Maybe Aamir Khan shouldn’t have said a word. Maybe he should have concentrated on marketing his movies quietly, like actors in this country are supposed to do. Maybe we need role models who do nothing but shimmy and shake on the big screen, so we can then encourage our 5-year olds to watch them and do the same in the hope that they can someday earn a lot of money doing it on a big screen. Maybe we don’t deserve people with opinions unless their opinions reflect our own.
I don’t agree or disagree with what Aamir Khan had to say. I simply believe he has a right to his opinion because, like most of us, he pays his taxes, isn’t a criminal and hasn’t made awful movies like Ram Gopal Varma does constantly. He should have the right to say what he feels, because we can all agree to disagree. The many rabid attacks on him simply reinforce what he had to say about intolerance. And that kind of irony has always been lost on supporters of the Bharatiya Janata Party.
debate hs bcm fully politicised,Njoy d madness ppl,while I go to wish a babyborn of Muslim father Hindu mother,lives in no fear #trueindia
Ram Gopal Varma
Isn’t Aamir,Sharuk,Salman,3 Muslims becoming biggest stars of a Hindu country proof enough that india is tolerant?
Dear @aamir_khan. #SatyamevaJayate u talked about evil practices but gave Hope. So even in ‘Intolerant’ times u need 2 spread Hope not Fear.
Dear @aamir_khan. When did ‘Incredible India’ become ‘Intolerant India’ for you? Only in the last 7-8 months? #AtithiDevoBhavah

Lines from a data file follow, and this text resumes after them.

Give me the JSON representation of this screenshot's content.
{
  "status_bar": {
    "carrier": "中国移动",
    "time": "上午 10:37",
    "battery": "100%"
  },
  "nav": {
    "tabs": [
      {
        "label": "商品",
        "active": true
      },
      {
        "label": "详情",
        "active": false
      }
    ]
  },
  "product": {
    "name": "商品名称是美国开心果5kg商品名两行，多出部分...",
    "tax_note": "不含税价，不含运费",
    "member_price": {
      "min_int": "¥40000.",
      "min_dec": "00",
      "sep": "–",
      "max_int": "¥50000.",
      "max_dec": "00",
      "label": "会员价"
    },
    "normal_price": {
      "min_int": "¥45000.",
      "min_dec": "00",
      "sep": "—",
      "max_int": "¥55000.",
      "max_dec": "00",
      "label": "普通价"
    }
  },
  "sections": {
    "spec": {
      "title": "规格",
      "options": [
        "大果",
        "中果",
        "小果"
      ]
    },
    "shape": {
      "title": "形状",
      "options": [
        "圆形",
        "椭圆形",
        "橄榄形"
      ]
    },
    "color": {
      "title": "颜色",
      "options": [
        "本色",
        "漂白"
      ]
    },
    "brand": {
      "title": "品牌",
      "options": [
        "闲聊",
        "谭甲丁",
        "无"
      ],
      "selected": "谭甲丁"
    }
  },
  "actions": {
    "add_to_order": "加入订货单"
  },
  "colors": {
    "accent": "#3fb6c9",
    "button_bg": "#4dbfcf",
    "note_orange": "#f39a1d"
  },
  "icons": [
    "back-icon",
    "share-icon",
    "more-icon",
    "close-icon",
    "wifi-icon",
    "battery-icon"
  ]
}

As word spread about Aamir Khan speaking out on growing intolerance in the country at an event in Delhi, his filmmaker-wife Kiran Rao had to face backlash back home in Mumbai. Early morning, she found a group of people demonstrating outside her house. The 20-odd protestors, who claimed to belong to a right-wing outfit called Hindu Sena, were demanding an apology from Aamir for his statements, failing which they threatened to hold protests in other parts of the country.
The Khar police arrested all of them soon after. Two police vans were promptly stationed outside the star’s residence.
Sources close to the family said that Kiran is obviously disturbed by the goings on and apparently felt more threatened because Aamir was also not in town.
She decided to stay put in the house through the day, heeding to the advice of friends and family, says an insider.
Filmmaker Anubhav Sinha has come out in support of Aamir Khan’s comments and said his opinion should be respected and heard. “Aamir shared what his wife felt, and what he actually said was ‘what a disastrous thing it was to say’. But everybody is discussing what Kiran said. When such eminent people, who are respected and socially responsible people are saying something then that means there is something wrong. People like Aamir and Shah Rukh (Khan) will never make sensational statements. They don’t need headlines. They (the government) need to pay attention and not ridicule him,” he said. Sinha also condemned people, who have trashed Aamir on social media platforms, calling them “a bunch of nobodies”.
Music composer AR Rahman says he finds the protests against intolerance “poetic” as it is non-violent in nature. “Everything should be done classily and any kind of revolt should be classy. I think it is very poetic what people are doing rather than hitting each other,” he said in an interview on the sidelines of NFDC Film Bazaar. When asked about Aamir’s comments, Rahman said, “Don’t pull me into trouble.”
Photos: Swara Bhaskar, Sonali Kulkarni at Jagran Film Festival awards
Pics: Shahid Kapoor's transformation from chocolate boy to hottie
Photos: Kareena Kapoor Khan and Aamir Khan at Mumbai airport
Photos: SRK, wife Gauri, Aishwarya Rai, Shweta Bachchan at Vogue Awards
Photos: Harbhajan Singh-Geeta Basra's TV outing with daughter Hinaya